Look through the data below. Pick out the lines holding the string "icon".

-- Opening Marker --

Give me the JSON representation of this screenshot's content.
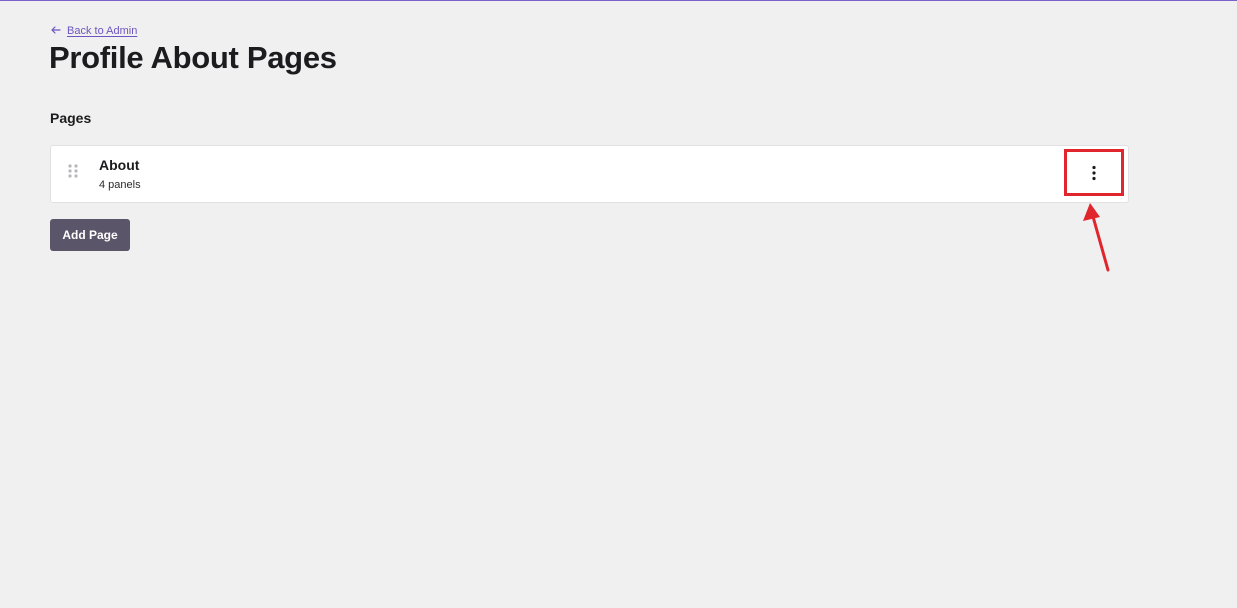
{
  "nav": {
    "back_label": "Back to Admin",
    "back_icon": "arrow-left-icon"
  },
  "header": {
    "title": "Profile About Pages"
  },
  "pages_section": {
    "heading": "Pages",
    "items": [
      {
        "name": "About",
        "meta": "4 panels",
        "drag_icon": "drag-handle-icon",
        "menu_icon": "more-vertical-icon"
      }
    ],
    "add_label": "Add Page"
  },
  "colors": {
    "accent": "#6e55c0",
    "highlight": "#e0262c",
    "button_bg": "#5a5568",
    "page_bg": "#f0f0f1"
  }
}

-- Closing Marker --

### Response area
    "back_icon": "arrow-left-icon"
        "drag_icon": "drag-handle-icon",
        "menu_icon": "more-vertical-icon"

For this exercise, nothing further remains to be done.